Activity: Reproduce all records exactly.
━━ Data listing
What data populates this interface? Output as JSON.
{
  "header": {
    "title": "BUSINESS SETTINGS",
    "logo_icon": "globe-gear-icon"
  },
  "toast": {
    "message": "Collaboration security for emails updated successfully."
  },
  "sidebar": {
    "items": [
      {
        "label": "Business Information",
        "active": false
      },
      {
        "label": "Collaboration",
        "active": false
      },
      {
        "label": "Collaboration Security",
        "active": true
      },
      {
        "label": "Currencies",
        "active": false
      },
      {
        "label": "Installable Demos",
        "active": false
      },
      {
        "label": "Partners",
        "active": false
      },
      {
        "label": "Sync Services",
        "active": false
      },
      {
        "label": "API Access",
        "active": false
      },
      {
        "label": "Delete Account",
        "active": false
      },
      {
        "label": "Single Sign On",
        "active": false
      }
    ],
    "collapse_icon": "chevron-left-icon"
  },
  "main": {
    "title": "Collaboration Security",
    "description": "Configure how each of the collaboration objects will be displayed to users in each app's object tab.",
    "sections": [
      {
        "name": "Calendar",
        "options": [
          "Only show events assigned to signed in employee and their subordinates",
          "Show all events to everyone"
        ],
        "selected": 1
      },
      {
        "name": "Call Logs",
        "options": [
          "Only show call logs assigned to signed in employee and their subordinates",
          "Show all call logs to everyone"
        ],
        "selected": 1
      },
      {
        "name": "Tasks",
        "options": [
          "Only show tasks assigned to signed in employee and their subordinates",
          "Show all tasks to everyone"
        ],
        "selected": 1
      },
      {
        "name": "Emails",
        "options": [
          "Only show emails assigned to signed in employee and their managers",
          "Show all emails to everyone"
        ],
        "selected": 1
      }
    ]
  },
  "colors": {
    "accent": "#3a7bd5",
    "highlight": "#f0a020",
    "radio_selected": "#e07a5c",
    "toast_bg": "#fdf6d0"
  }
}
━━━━
Response to the exercise:
What data populates this interface? Output as JSON.
{
  "header": {
    "title": "BUSINESS SETTINGS",
    "logo_icon": "globe-gear-icon"
  },
  "toast": {
    "message": "Collaboration security for emails updated successfully."
  },
  "sidebar": {
    "items": [
      {
        "label": "Business Information",
        "active": false
      },
      {
        "label": "Collaboration",
        "active": false
      },
      {
        "label": "Collaboration Security",
        "active": true
      },
      {
        "label": "Currencies",
        "active": false
      },
      {
        "label": "Installable Demos",
        "active": false
      },
      {
        "label": "Partners",
        "active": false
      },
      {
        "label": "Sync Services",
        "active": false
      },
      {
        "label": "API Access",
        "active": false
      },
      {
        "label": "Delete Account",
        "active": false
      },
      {
        "label": "Single Sign On",
        "active": false
      }
    ],
    "collapse_icon": "chevron-left-icon"
  },
  "main": {
    "title": "Collaboration Security",
    "description": "Configure how each of the collaboration objects will be displayed to users in each app's object tab.",
    "sections": [
      {
        "name": "Calendar",
        "options": [
          "Only show events assigned to signed in employee and their subordinates",
          "Show all events to everyone"
        ],
        "selected": 1
      },
      {
        "name": "Call Logs",
        "options": [
          "Only show call logs assigned to signed in employee and their subordinates",
          "Show all call logs to everyone"
        ],
        "selected": 1
      },
      {
        "name": "Tasks",
        "options": [
          "Only show tasks assigned to signed in employee and their subordinates",
          "Show all tasks to everyone"
        ],
        "selected": 1
      },
      {
        "name": "Emails",
        "options": [
          "Only show emails assigned to signed in employee and their managers",
          "Show all emails to everyone"
        ],
        "selected": 1
      }
    ]
  },
  "colors": {
    "accent": "#3a7bd5",
    "highlight": "#f0a020",
    "radio_selected": "#e07a5c",
    "toast_bg": "#fdf6d0"
  }
}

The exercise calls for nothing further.